Frankie Bones

Six years ago I heard Frankie Bones play for the first time. I had just finished the song service for the evening meeting at Camp Hope and was almost ready to leave the back room of the auditorium when I heard a beautiful piano piece being played for the offertory. It was played with so much enthusiasm and talent that I had to peek out the door to see who was playing. I was surprised to see a teenage boy and thought "Wow, can that boy ever play!"

Several weeks later, I was watching the evening news and saw him again. It turns out that Dr. Richter, a university professor at Walla Walla University, had also heard Frankie play that summer and invited him to come to WWU to study university-level music courses. But there was a hitch. Since Frankie was in the foster care system, he wasn't free to study at WWU without permission from the Ministry of Children and Families, and they weren't giving him permission to go. His foster mom decided to take his story to the media, and the media attention influenced the Ministry to take another look at the situation. Frankie was given permission to attend WWU. His mom said that as soon as they heard the news, they packed the car and crossed the border immediately so that Frankie could begin his music studies at WWU.

Frankie was born and raised in Surrey, BC. He is First Nations and has been raised by Esther Cordner, who is originally from the island of Grenada. This has given Frankie a very diverse cultural background. She sent Frankie to the Carillon Music School at the age of five, and though he says that he had no real love of music at that time, his mom recognized his talent and began to nurture it. And she keeps encouraging him. "I think the one thing I can truly say about my mom is that she always fought to give me the best education," Frankie said when asked about her influence.

Frankie will be graduating this year from WWU with a Bachelor's of Music, with an emphasis on performance.

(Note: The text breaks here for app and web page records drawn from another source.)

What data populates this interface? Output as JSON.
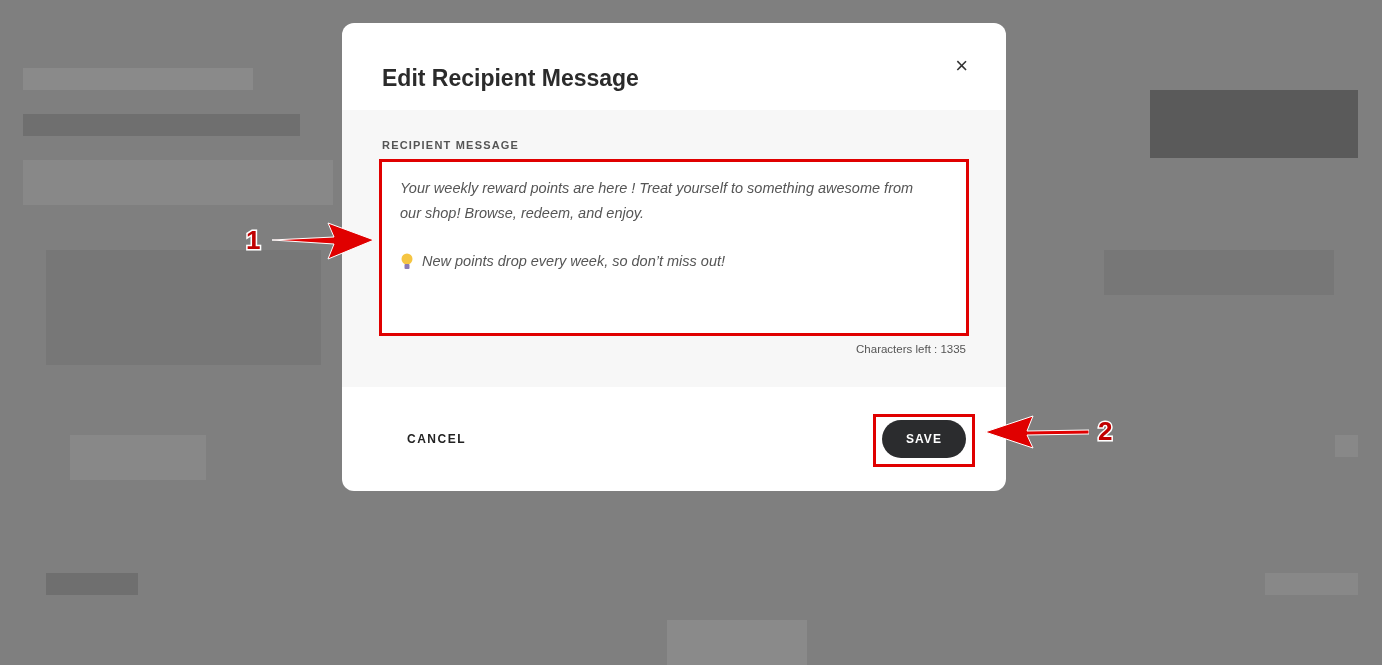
{
  "dialog": {
    "title": "Edit Recipient Message",
    "close": "×",
    "field_label": "RECIPIENT MESSAGE",
    "message": {
      "paragraph": "Your weekly reward points are here ! Treat yourself to something awesome from our shop! Browse, redeem, and enjoy.",
      "tip": "New points drop every week, so don’t miss out!"
    },
    "counter": "Characters left : 1335",
    "buttons": [
      {
        "kind": "text",
        "label": "CANCEL"
      },
      {
        "kind": "primary",
        "label": "SAVE"
      }
    ]
  },
  "annotations": [
    {
      "label": "1"
    },
    {
      "label": "2"
    }
  ]
}
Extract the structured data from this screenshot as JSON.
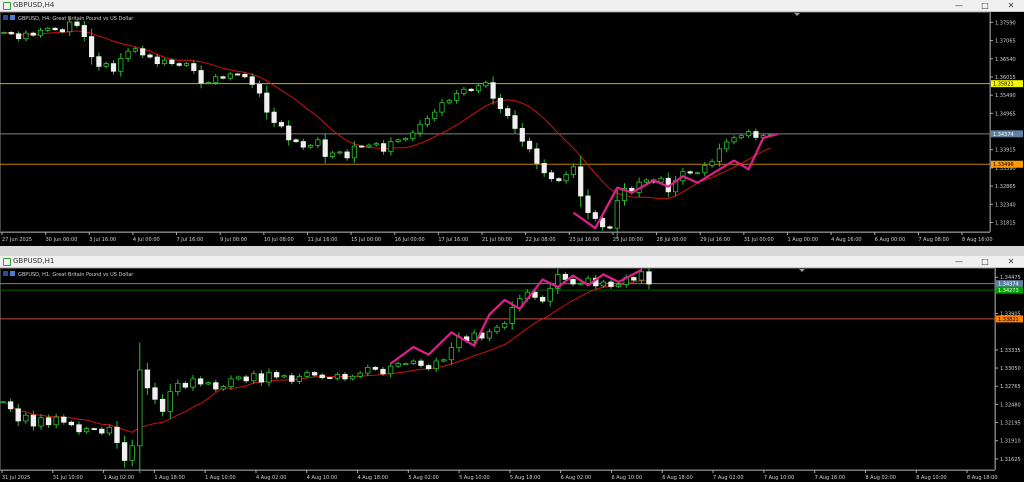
{
  "charts": [
    {
      "window_title": "GBPUSD,H4",
      "header_label": "GBPUSD, H4:  Great Britain Pound vs US Dollar",
      "prices": [
        "1.37590",
        "1.37065",
        "1.36540",
        "1.36015",
        "1.35490",
        "1.34965",
        "1.33915",
        "1.33390",
        "1.32865",
        "1.32340",
        "1.31815"
      ],
      "price_values": [
        1.3759,
        1.37065,
        1.3654,
        1.36015,
        1.3549,
        1.34965,
        1.33915,
        1.3339,
        1.32865,
        1.3234,
        1.31815
      ],
      "ylim": [
        1.3154,
        1.3789
      ],
      "markers": [
        {
          "label": "1.35821",
          "value": 1.35821,
          "bg": "#f5f500",
          "fg": "#000000",
          "line": "#b8b800"
        },
        {
          "label": "1.34374",
          "value": 1.34374,
          "bg": "#5f7f9f",
          "fg": "#ffffff",
          "line": "#7f7f7f"
        },
        {
          "label": "1.33496",
          "value": 1.33496,
          "bg": "#ff9a00",
          "fg": "#000000",
          "line": "#c08000"
        }
      ],
      "dates": [
        "27 Jun 2025",
        "30 Jun 00:00",
        "3 Jul 16:00",
        "4 Jul 00:00",
        "7 Jul 16:00",
        "9 Jul 00:00",
        "10 Jul 08:00",
        "11 Jul 16:00",
        "15 Jul 00:00",
        "16 Jul 00:00",
        "17 Jul 16:00",
        "21 Jul 00:00",
        "22 Jul 08:00",
        "23 Jul 16:00",
        "25 Jul 00:00",
        "28 Jul 00:00",
        "29 Jul 16:00",
        "31 Jul 00:00",
        "1 Aug 00:00",
        "4 Aug 16:00",
        "6 Aug 00:00",
        "7 Aug 08:00",
        "8 Aug 16:00"
      ],
      "closes": [
        1.373,
        1.3726,
        1.3712,
        1.3728,
        1.3722,
        1.3736,
        1.3742,
        1.3738,
        1.3732,
        1.376,
        1.375,
        1.3718,
        1.366,
        1.3632,
        1.364,
        1.3618,
        1.3655,
        1.3676,
        1.3683,
        1.3665,
        1.3659,
        1.364,
        1.365,
        1.364,
        1.3635,
        1.364,
        1.362,
        1.3584,
        1.3586,
        1.3602,
        1.3598,
        1.361,
        1.3609,
        1.3602,
        1.358,
        1.3555,
        1.35,
        1.347,
        1.346,
        1.342,
        1.3415,
        1.3399,
        1.3404,
        1.342,
        1.3372,
        1.3382,
        1.3385,
        1.3368,
        1.3402,
        1.34,
        1.3405,
        1.3409,
        1.3387,
        1.3415,
        1.342,
        1.3424,
        1.344,
        1.3465,
        1.3482,
        1.35,
        1.3527,
        1.3534,
        1.3554,
        1.3566,
        1.3562,
        1.3576,
        1.3585,
        1.354,
        1.351,
        1.349,
        1.3453,
        1.3416,
        1.3394,
        1.3352,
        1.3325,
        1.3308,
        1.3302,
        1.332,
        1.3342,
        1.3258,
        1.321,
        1.3193,
        1.3169,
        1.3165,
        1.3245,
        1.328,
        1.3268,
        1.3298,
        1.3304,
        1.3298,
        1.3309,
        1.327,
        1.3302,
        1.3328,
        1.3324,
        1.3325,
        1.3346,
        1.3358,
        1.3394,
        1.3414,
        1.3426,
        1.3432,
        1.3444,
        1.3427,
        1.3432,
        1.3434
      ],
      "zigzag": [
        [
          78,
          1.321
        ],
        [
          81,
          1.3165
        ],
        [
          84,
          1.3282
        ],
        [
          86,
          1.3268
        ],
        [
          89,
          1.3303
        ],
        [
          91,
          1.3285
        ],
        [
          93,
          1.3315
        ],
        [
          95,
          1.3296
        ],
        [
          97,
          1.3322
        ],
        [
          100,
          1.336
        ],
        [
          102,
          1.3335
        ],
        [
          104,
          1.3425
        ],
        [
          106,
          1.3437
        ]
      ]
    },
    {
      "window_title": "GBPUSD,H1",
      "header_label": "GBPUSD, H1:  Great Britain Pound vs US Dollar",
      "prices": [
        "1.34475",
        "1.33905",
        "1.33335",
        "1.33050",
        "1.32765",
        "1.32480",
        "1.32195",
        "1.31910",
        "1.31625"
      ],
      "price_values": [
        1.34475,
        1.33905,
        1.33335,
        1.3305,
        1.32765,
        1.3248,
        1.32195,
        1.3191,
        1.31625
      ],
      "ylim": [
        1.3145,
        1.3462
      ],
      "markers": [
        {
          "label": "1.34374",
          "value": 1.34374,
          "bg": "#5f7f9f",
          "fg": "#ffffff",
          "line": "#7f7f7f"
        },
        {
          "label": "1.34273",
          "value": 1.34273,
          "bg": "#00a000",
          "fg": "#ffffff",
          "line": "#006000"
        },
        {
          "label": "1.33821",
          "value": 1.33821,
          "bg": "#ff7f00",
          "fg": "#000000",
          "line": "#c05040"
        }
      ],
      "dates": [
        "31 Jul 2025",
        "31 Jul 10:00",
        "1 Aug 02:00",
        "1 Aug 18:00",
        "1 Aug 10:00",
        "4 Aug 02:00",
        "4 Aug 10:00",
        "4 Aug 18:00",
        "5 Aug 02:00",
        "5 Aug 10:00",
        "5 Aug 18:00",
        "6 Aug 02:00",
        "6 Aug 10:00",
        "6 Aug 18:00",
        "7 Aug 02:00",
        "7 Aug 10:00",
        "7 Aug 18:00",
        "8 Aug 02:00",
        "8 Aug 10:00",
        "8 Aug 18:00"
      ],
      "closes": [
        1.3252,
        1.3241,
        1.3222,
        1.3231,
        1.3214,
        1.3227,
        1.3216,
        1.3228,
        1.322,
        1.3216,
        1.3205,
        1.321,
        1.3209,
        1.3203,
        1.3212,
        1.3188,
        1.316,
        1.3183,
        1.3302,
        1.3274,
        1.3256,
        1.3237,
        1.3268,
        1.3281,
        1.3275,
        1.3288,
        1.328,
        1.3282,
        1.3272,
        1.3276,
        1.3288,
        1.3291,
        1.3285,
        1.3296,
        1.3283,
        1.3298,
        1.3291,
        1.3293,
        1.3284,
        1.3292,
        1.3298,
        1.3294,
        1.329,
        1.3289,
        1.3295,
        1.3288,
        1.3292,
        1.3297,
        1.3306,
        1.3303,
        1.3296,
        1.3308,
        1.3312,
        1.3312,
        1.3316,
        1.3309,
        1.3304,
        1.3316,
        1.3318,
        1.3337,
        1.3354,
        1.3348,
        1.336,
        1.3352,
        1.3362,
        1.3369,
        1.3375,
        1.34,
        1.3414,
        1.3424,
        1.3416,
        1.341,
        1.343,
        1.3452,
        1.3444,
        1.3437,
        1.3438,
        1.3446,
        1.3434,
        1.344,
        1.3433,
        1.3436,
        1.3447,
        1.3443,
        1.3456,
        1.3437
      ],
      "zigzag": [
        [
          51,
          1.3312
        ],
        [
          54,
          1.3338
        ],
        [
          56,
          1.3326
        ],
        [
          59,
          1.3361
        ],
        [
          62,
          1.334
        ],
        [
          64,
          1.3389
        ],
        [
          66,
          1.3412
        ],
        [
          68,
          1.3398
        ],
        [
          71,
          1.3444
        ],
        [
          73,
          1.3432
        ],
        [
          75,
          1.345
        ],
        [
          77,
          1.3435
        ],
        [
          79,
          1.3452
        ],
        [
          81,
          1.344
        ],
        [
          84,
          1.3459
        ]
      ]
    }
  ]
}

He plans to attend Washington State University the following year for graduate studies. "Music is my passion. Teaching it to others helps my ultimate goal, and that is to be a good influence to incoming students."

My daughter met Frankie during her first year at WWU as they both spent hours practicing in the music building. Also a pianist, she appreciated the tips Frankie gave her for improving her technique. And that is where the idea for a concert at the Abbotsford Church took shape.

We chose September 12 for the concert and did as much advertising as we could. It turned out that Sept. 12 was a very popular date and several of the surrounding churches had major events happening at the same time. I cautioned Frankie that we might not have a very large attendance because of these other programs. Then I did a lot of praying about the attendance. By 7 pm on the night of the concert, we had more people in attendance than any of us had dared to hope!

The concert was inspiring! Those who came early got the best seats, the ones right by Frankie, so they could watch him play. And he put his heart into the pieces. We listened to inspirational favorites, such as "We Shall Behold Him" along with several classical numbers. Guest musicians added their own special touch to the program. We left the concert inspired and grateful that Frankie has chosen to use his talents to bless others.

By Joan Septembre, Abbotsford Seventh-day Adventist Church